Charlotte and the Power of Redemption

Ohayo gozaimas! As the summer season of anime has finally drawn to a close, I was reflecting back on some of the series I watched, and thinking about what I loved from each of them. As I really only followed three out of the many that came out ( so many sequels!), it wasn’t that hard to pinpoint various ideals about hard work, teamwork, utilizing individual skills for the good of the many, etc. I loved the familial love of the girls in Gakkou Gurashi, the Attack on Titan-esque battles of God Eater, but Charlotte struck a unique chord with me. Maybe it’s because it was written by Jun Madea, the write of Angel Beats, maybe it was because it was a story about schoolkids with superpowers, but the show made me realize how much we as humans value stories of redemption, and not just in anime.

The central plot of the show revolves around Yu Otosaka, a teen guy who discovered he had the ability to possess someone else’s body for 5 seconds at a time. Of course, he originally uses his ability selfishly to get ahead in school, open up opportunities for himself, and stuff like that, before he’s caught by a platinum-haired girl named Tomori, who herself has the ability to become invisible to anyone she chooses.

(Er, can we take a second here to notice that platinum-haired girls in anime always seem to have something special going on? Chaika from Coffin Princess, Menma from Anohana, Alisa from God Eater, and now Tomori!
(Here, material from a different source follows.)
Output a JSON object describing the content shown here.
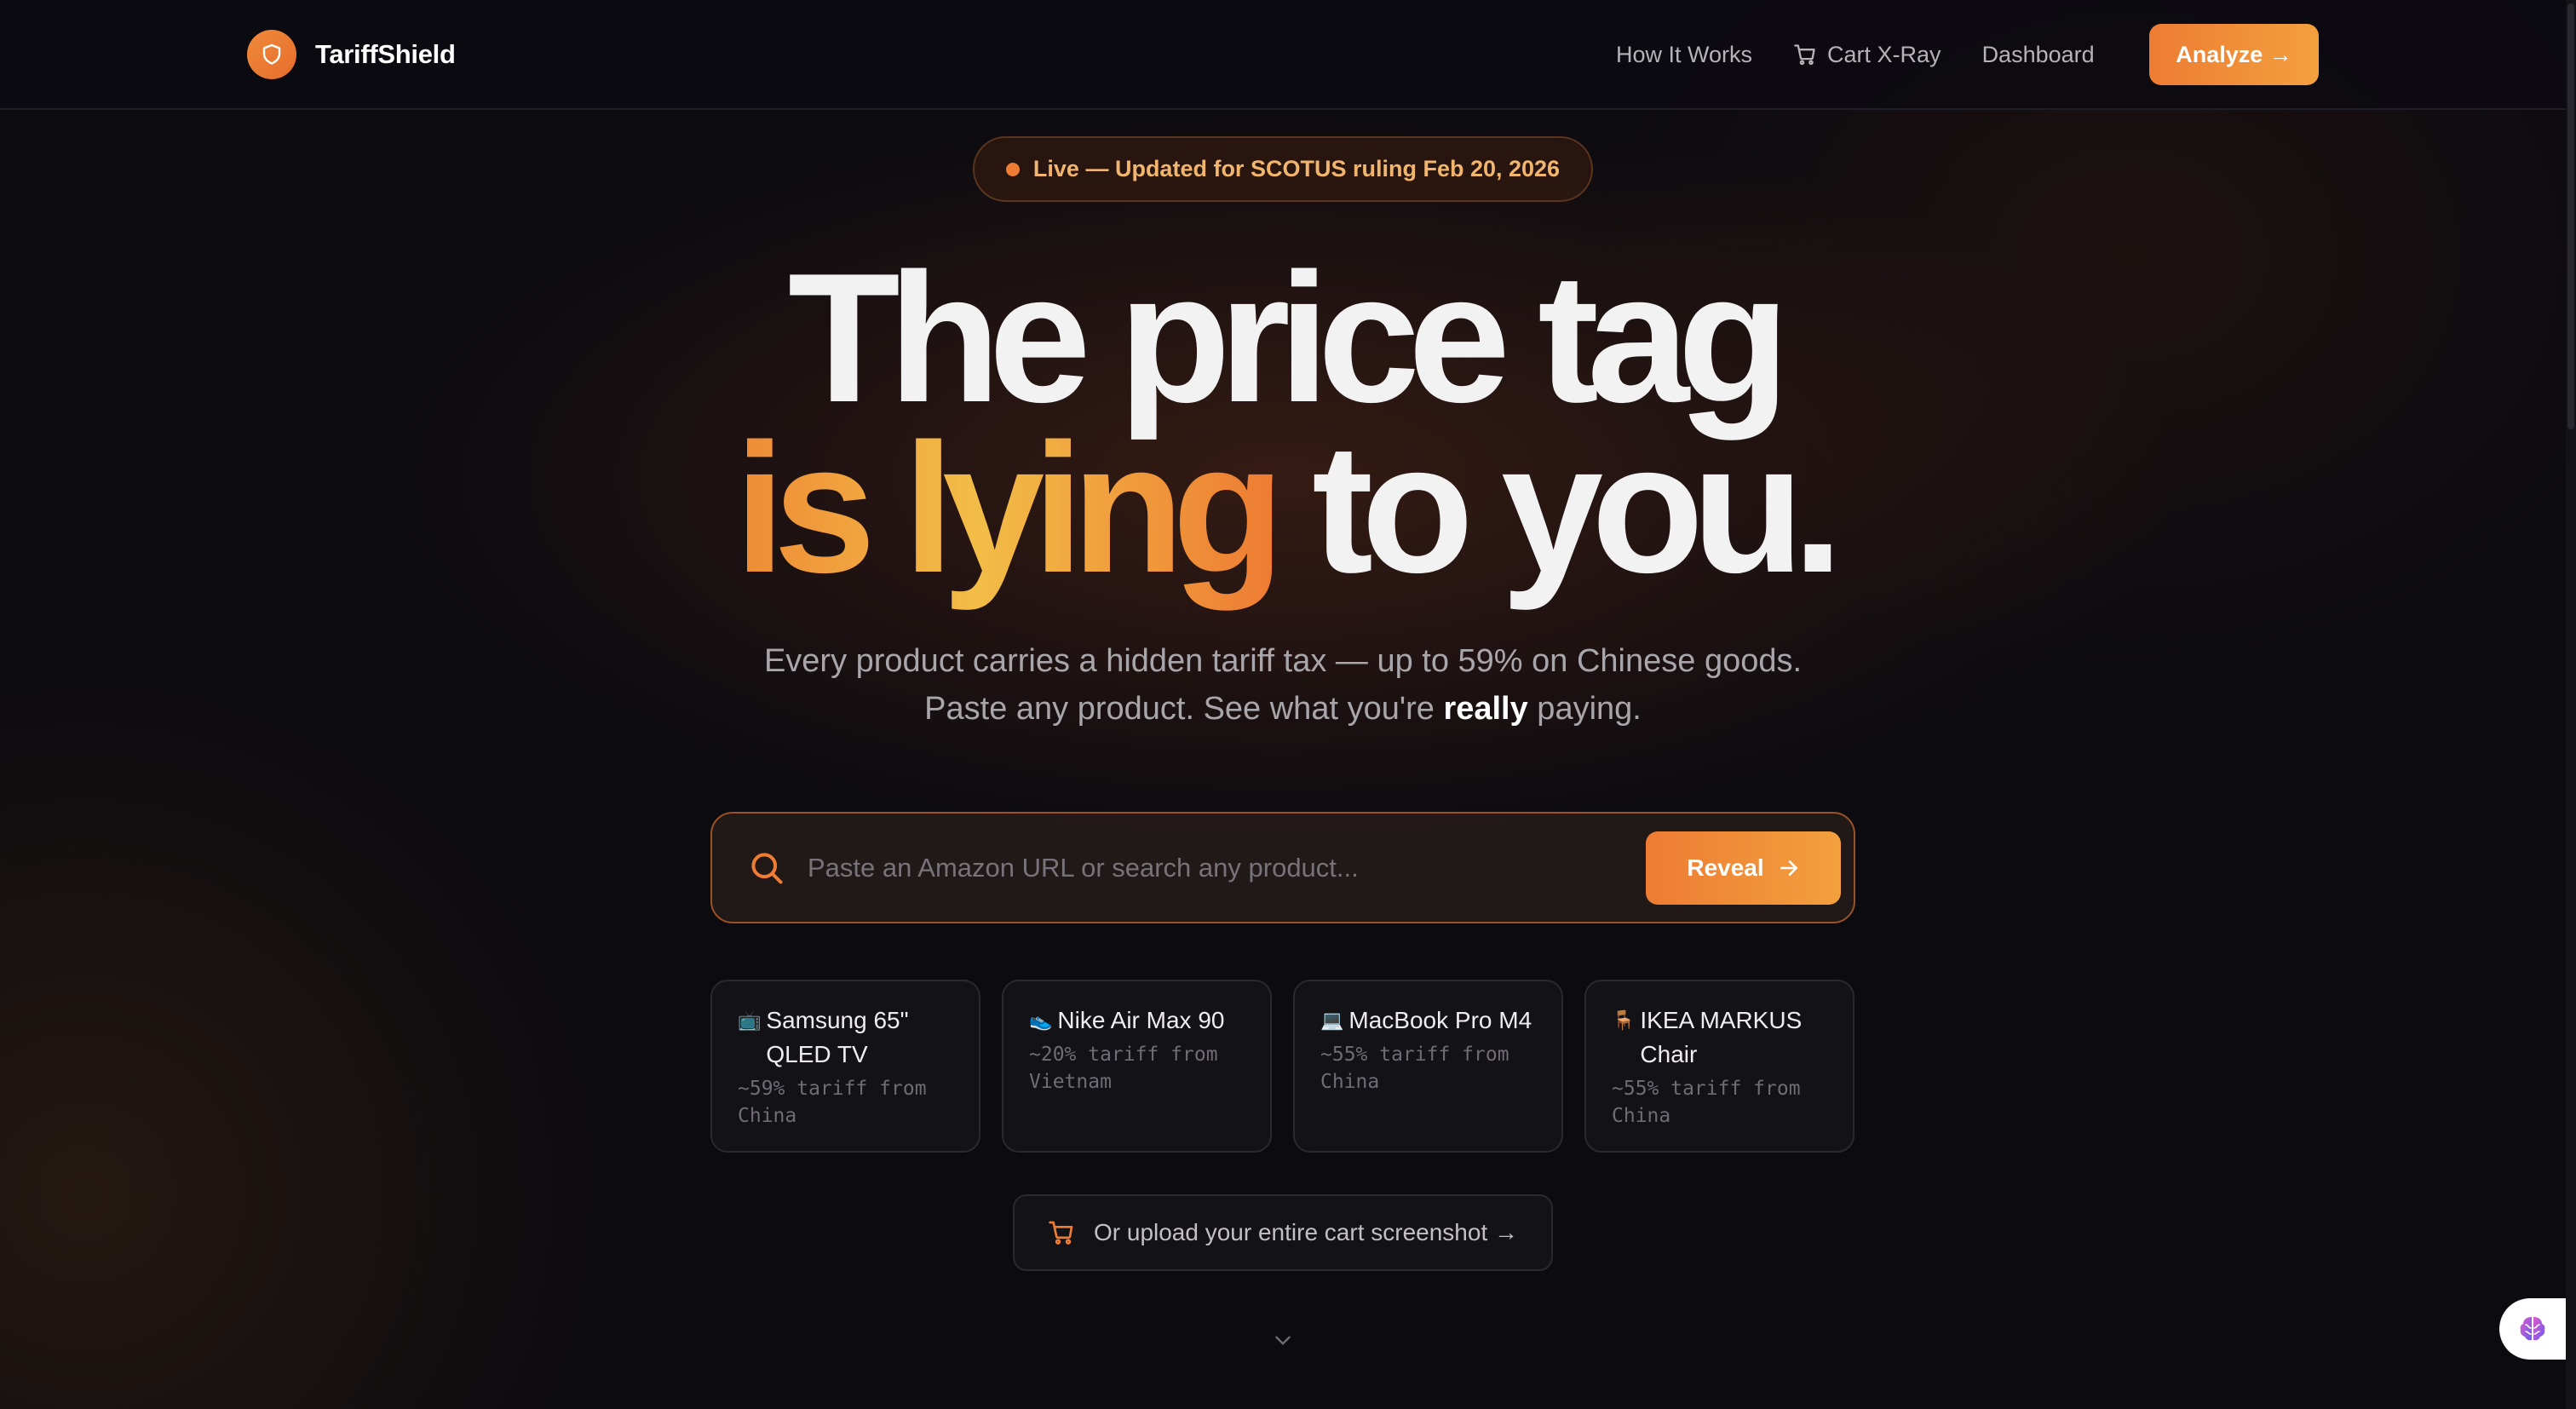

What’s so special about white hair? I gotta look into that…anyways, rant over…)

As I was saying, Tomori informs Yu that he’s not the only one with abilities, and she transfers him to a special school for ability-wielders in order to avoid detection and capture by the government and/or scientist groups who would want to study and probably dissect anyone with strange powers. Also, their powers disappear when they become adults. Apart from having the same basic plot as Marvel’s X-Men (I half-expected the school to be called Xavier’s), the story holds itself fairly well, not really distinguishing itself as well as Madea’s other works, but giving the viewer a good ride nonetheless. We follow Yu as he uncovers more about his past, and the different groups of ability-wielders, and we see him change from a typical self-centered jerk into someone who genuinely cares about the people in his life. It’s not an easy journey for him by any means, and he does fall into the same traps of depression and grief that we all fall into sometimes, but his journey towards personal redemption is nevertheless an interesting and touching experience. The big question here, is why? Why do stories of redemption and forgiveness and enlightenment touch us on so many levels? Why do we feel moved when we see another person struggle against their own character to become something new?

I believe that a large part of why we as humans seem to intrinsically love redemption stories is because we all recognize on some level that we need redemption. We all know we need forgiveness, because “all have sinned and fall short of the glory of God” (Rom 3:23), and deep within our hearts we know this. We long for that true love and unity that only comes from God, and yet on our own we don’t know how to achieve it. So we pursue money, or wealth, or fame, or social status. But when our world crumbles around us, when we have nothing to show for all our labors, we panic and pull into ourselves. It takes Christ, the One who recognizes the disease of sin within us, to pull us out of our sin and bring us into His extended family of believers, just as Tomori did to Yu. And like Yu, we can learn to put our gifts and talents to good use in helping to reach others for Christ, living as examples of Christian love and fellowship to the world.  Redemption is not a choice, nor is it something we can achieve on our own. It is a gift, given to us by someone who loves us more than we love ourselves. We don’t always know what that love is, or who loves us, but we all desire that love. We all want the peace of knowing who we are, and the power of overcoming our personal darkness. And so, even as we take in predictable story after predictable story of some hero overcoming some great darkness…we continue to cheer. Because we want the same for ourselves. 


I'm a student who loves God and manages to balance school, games, books, anime, and Asian culture while staying slightly sane.

  • LilliAnn Sutherlin (L.A.S.)

    (Talking about your rant) My mom is writing a series called Light in The Darkness that’s main character has silver hair (and magic) =p

    • Sam